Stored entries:
== Segment start ==
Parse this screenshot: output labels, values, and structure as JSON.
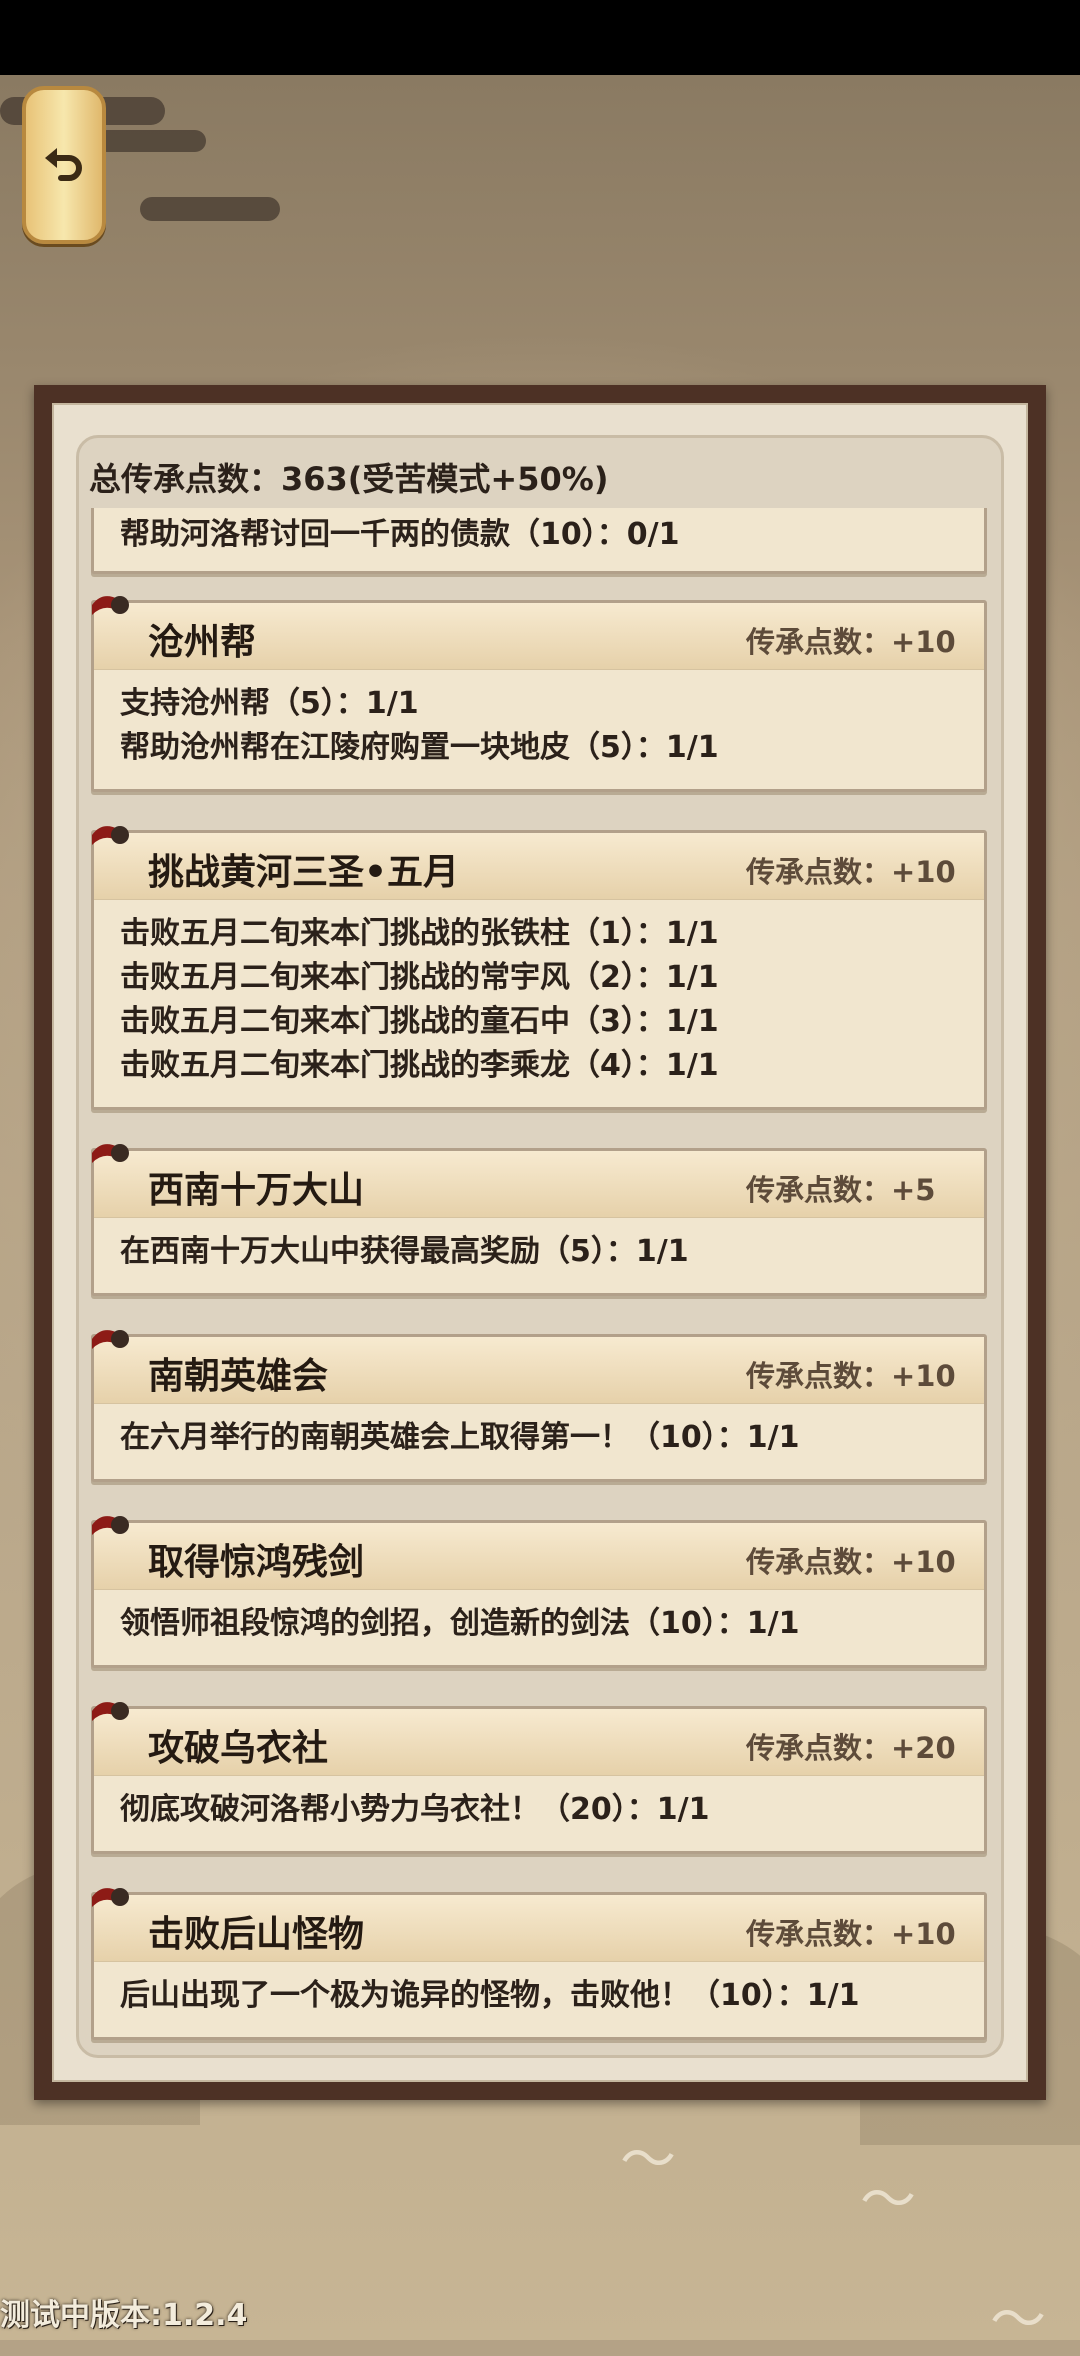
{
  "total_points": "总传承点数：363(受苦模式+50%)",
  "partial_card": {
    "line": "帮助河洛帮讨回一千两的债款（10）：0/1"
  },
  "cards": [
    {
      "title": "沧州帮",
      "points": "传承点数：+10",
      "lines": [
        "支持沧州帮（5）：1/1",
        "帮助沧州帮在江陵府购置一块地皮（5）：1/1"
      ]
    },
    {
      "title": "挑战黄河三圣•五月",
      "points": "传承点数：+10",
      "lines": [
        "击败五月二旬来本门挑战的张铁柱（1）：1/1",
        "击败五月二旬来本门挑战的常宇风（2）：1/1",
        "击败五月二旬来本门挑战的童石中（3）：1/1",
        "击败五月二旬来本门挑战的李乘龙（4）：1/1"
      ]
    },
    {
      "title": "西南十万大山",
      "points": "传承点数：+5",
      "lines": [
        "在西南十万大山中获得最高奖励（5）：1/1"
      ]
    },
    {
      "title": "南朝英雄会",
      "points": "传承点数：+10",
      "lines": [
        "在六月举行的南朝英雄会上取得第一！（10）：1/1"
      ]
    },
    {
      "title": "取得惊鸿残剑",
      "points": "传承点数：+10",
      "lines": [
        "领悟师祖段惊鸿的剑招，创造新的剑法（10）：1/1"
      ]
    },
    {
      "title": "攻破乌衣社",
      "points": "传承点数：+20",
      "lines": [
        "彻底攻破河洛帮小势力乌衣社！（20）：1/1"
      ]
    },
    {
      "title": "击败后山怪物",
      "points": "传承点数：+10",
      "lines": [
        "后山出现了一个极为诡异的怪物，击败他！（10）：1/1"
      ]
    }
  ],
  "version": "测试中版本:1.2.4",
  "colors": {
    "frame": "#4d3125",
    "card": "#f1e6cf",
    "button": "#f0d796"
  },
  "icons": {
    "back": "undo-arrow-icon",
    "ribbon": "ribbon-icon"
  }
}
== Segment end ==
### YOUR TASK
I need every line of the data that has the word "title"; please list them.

### TASK SOLUTION
      "title": "沧州帮",
      "title": "挑战黄河三圣•五月",
      "title": "西南十万大山",
      "title": "南朝英雄会",
      "title": "取得惊鸿残剑",
      "title": "攻破乌衣社",
      "title": "击败后山怪物",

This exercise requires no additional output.